Low Cost Remotely Operated Underwater Vehicles
The ocean covers roughly 71% of the Earth's surface. It not only determines the weather conditions and regulates the temperature, but also provides resources and energy for humanity and the rest of the living species on Earth. However, we have only explored 5% of it. This is mainly due to the lack of affordable technologies that would allow human beings to see and interact in depths that they cannot explore alone.
Since the 1960s, the ROV (Remoted Operated Vehicle) technology has been developed for military applications and for the oil & gas sector. Recently, several companies have begun to use the same concepts to create scaled solutions, within the reach of small companies or research groups (including individuals), which is opening a world of possibilities in many fields of application, such as the aforementioned exploration, inspections in underwater work, monitoring of sea conditions, scientific research, etc.
The concept of ROV consists of an unmanned remotely operated vehicle, which is connected to the control station by an umbilical cable. It is self-propelled by electric motors and different vision systems, sensors or actuators, depending on their application.
The first system that can be classified within the history of underwater robotics is known as the PUV, "Programmed Underwater Vehicle". This system consisted of a torpedo, developed by Luppis-Whitehead Automobile in 1864, which was programmed to achieve certain objectives autonomously. But the first ROV with umbilical cable was developed by Dimitri Rebikoff in 1953, under the name of POODLE.
Since then, the US Navy was the one who promoted the development of technology to a functional state, with the CURV, CURV II and CURV III models, developed for the recovery of test torpedoes and for rescue missions. The most notable achievements of these models were the recovery of a hydrogen bomb on the coast of Palomares, Spain, and the rescue of two pilots of the PISCES III submarine off the coast of Cork, Ireland.

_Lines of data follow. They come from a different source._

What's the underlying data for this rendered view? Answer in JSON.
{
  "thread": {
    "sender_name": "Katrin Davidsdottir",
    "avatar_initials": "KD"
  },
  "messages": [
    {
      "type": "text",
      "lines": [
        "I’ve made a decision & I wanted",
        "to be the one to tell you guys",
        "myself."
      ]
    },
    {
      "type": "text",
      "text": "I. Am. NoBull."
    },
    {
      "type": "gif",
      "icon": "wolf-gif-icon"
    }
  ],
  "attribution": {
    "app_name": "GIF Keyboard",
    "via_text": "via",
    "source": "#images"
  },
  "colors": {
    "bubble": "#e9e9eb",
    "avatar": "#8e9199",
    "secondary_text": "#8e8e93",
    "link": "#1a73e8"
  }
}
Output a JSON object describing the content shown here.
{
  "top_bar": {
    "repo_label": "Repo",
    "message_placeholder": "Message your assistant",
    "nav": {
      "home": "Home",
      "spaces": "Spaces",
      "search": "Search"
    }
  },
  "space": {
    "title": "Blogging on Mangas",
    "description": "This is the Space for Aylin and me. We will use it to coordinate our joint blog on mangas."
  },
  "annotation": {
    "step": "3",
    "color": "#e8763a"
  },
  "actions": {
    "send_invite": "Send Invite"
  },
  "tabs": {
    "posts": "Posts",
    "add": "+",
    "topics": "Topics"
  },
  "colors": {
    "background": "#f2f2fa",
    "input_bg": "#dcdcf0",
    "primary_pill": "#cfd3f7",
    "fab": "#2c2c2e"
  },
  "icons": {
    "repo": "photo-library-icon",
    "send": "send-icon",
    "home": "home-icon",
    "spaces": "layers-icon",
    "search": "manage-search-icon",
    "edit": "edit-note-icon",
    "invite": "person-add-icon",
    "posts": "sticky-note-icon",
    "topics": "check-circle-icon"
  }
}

Later, the development focused on the oil & gas sector, extending the depth of work and the use of sonar systems, tools, and other payment charges..